The Global Assembly is bringing together a group of 100 people representing a snapshot of the global population. Over three months, they will learn about the climate and ecological crisis with the assistance of experts.
The 100 participants will then deliberate and draft a set of citizens’ climate priorities that they will present at COP26 Climate Conference in Glasgow, which starts on 31 October. On Thursday 7 October, the members of the Assembly met for the first time.
One of the 100 participants is Helganna from Cologne, Germany. She will be hosted and supported by Democracy International e.V. and Mehr Demokratie NRW, two Cologne-based organisations that work on issues of direct democracy and citizen participation. Helganna commented “It is exciting to take part in a worldwide pilot project on citizens’ rights and one of the most important topics of our times, to have been selected and to bring in my energy for a topic that really interests me.”
The assembly aims to reflect global demographics: 60 of the 100 people are from Asia, 17 from Africa, half are women and 70 are people who earn $10 a day or less. To enable participation, all members receive financial compensation, technical and translation support.
The selection process included a lottery during which 100 points were randomly chosen on a map, taking into account land mass and population density. One of these points landed near Cologne, Germany, from where potential participants were recruited on the street and through phone trees. The final participant was then selected by an algorithm that considered the age, gender, level of education, level of literacy and opinion on climate change of the potential participants in order to create a Global Assembly that is representative of the global population.
In parallel to this gathering of 100 selected participants referred to as the Core Assembly, people are invited to host and participate in Community Assemblies, deepening the local element of the Global Assembly.
The Global Assembly is run by a global coalition of over 100 civil society organisations. It is also closely linked to the COP26 process, where participants will present their inputs to world leaders. The Global Assembly receives funding from the Scottish government and the European Climate Foundation and is supported by the UK and the UN.

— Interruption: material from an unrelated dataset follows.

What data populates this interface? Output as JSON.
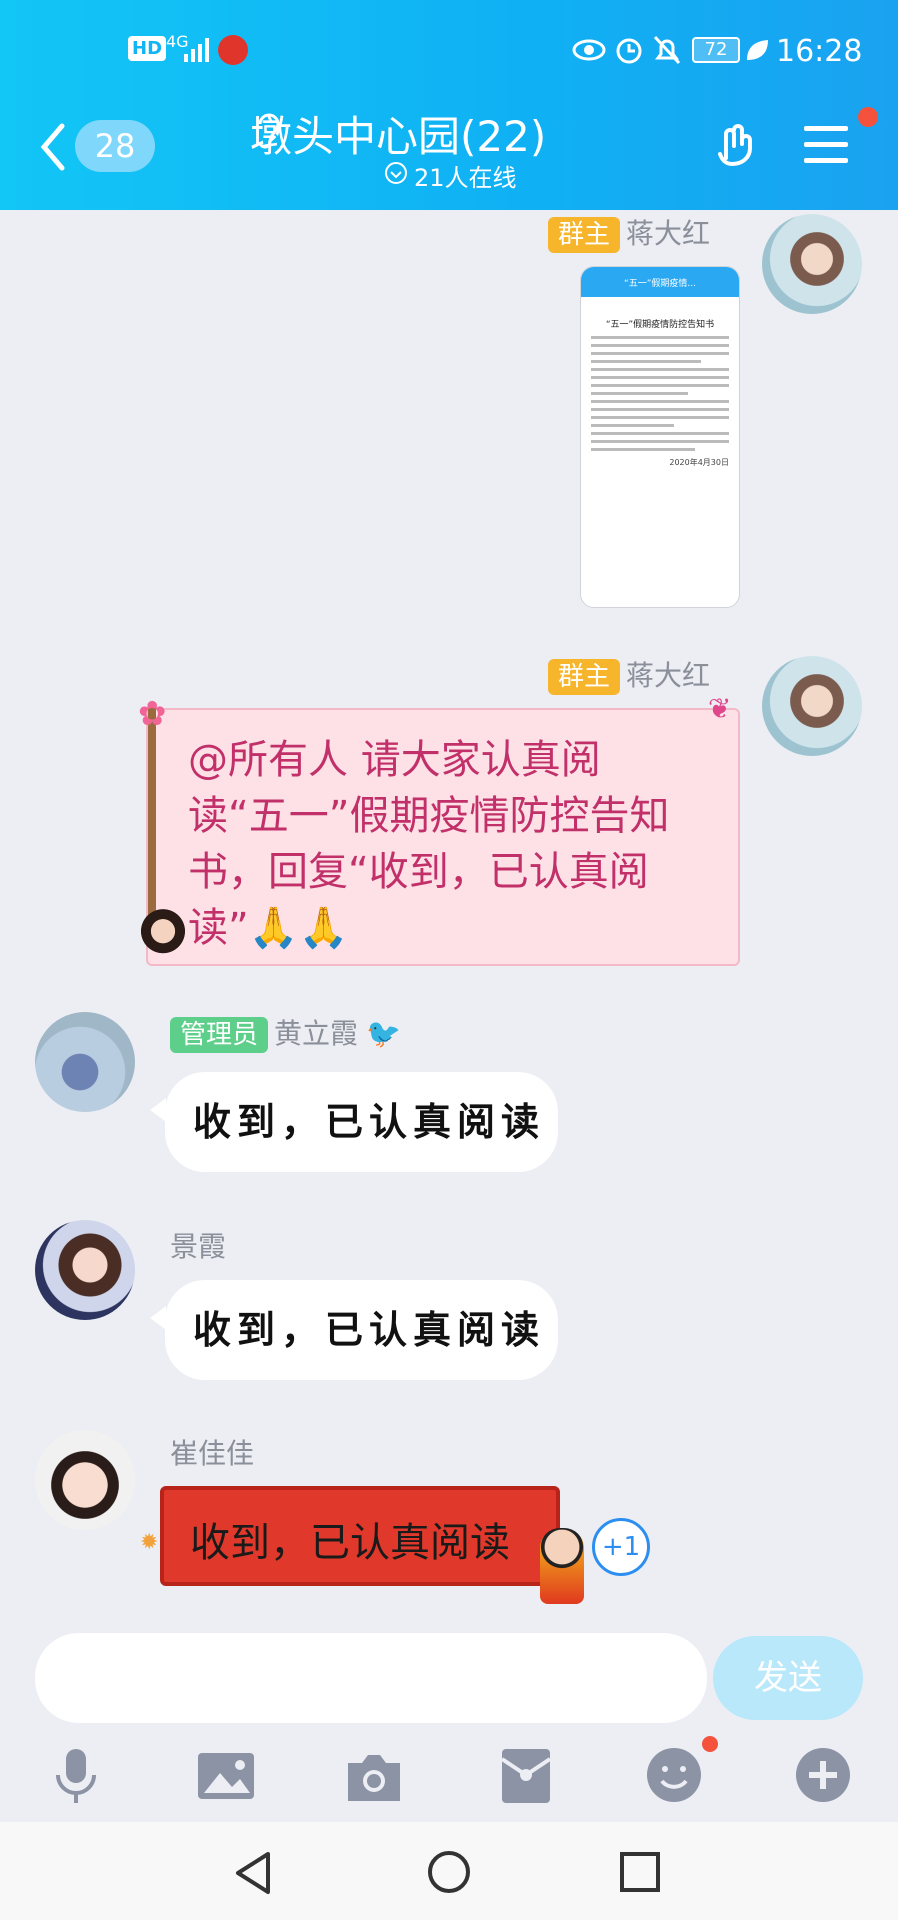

António Guterres, the UN Secretary-General, said: “Last month I launched Our Common Agenda, a roadmap to begin rebuilding our world and mending trust. The Global Citizens’ Assembly for COP26 is a practical way of showing how we can accelerate action through solidarity and people power. People everywhere want bold, ambitious climate action, and now is the moment for national leaders to stand and deliver.”
“The Global Assembly is an innovative instrument, that gives ordinary citizens a voice at the global level and we are absolutely thrilled to host the German participant,” said Caroline Vernaillen, Global Manager Community Building at Democracy International, “Climate change affects everyone and so everyone should be involved in the conversation on how to address it. This is why we are especially excited for Global Assembly members to be taking the word at COP26 and we hope to see a clear follow-up from world leaders.”
Citizens’ assemblies are increasingly used around the world as a deliberation instrument capable of delivering a consensus that is likely to be widely accepted by the population. It has notably been played a key role in Ireland, where citizens’ assemblies prepared the road towards a constitutional referendum on abortion and marriage equality.
In the past years, citizens’ assemblies on climate change have taken place in France, the UK and Germany. They have indicated large popular support for measures limiting CO2 emissions and delivering on the Paris Agreement Climate goals.
Source: Democracy International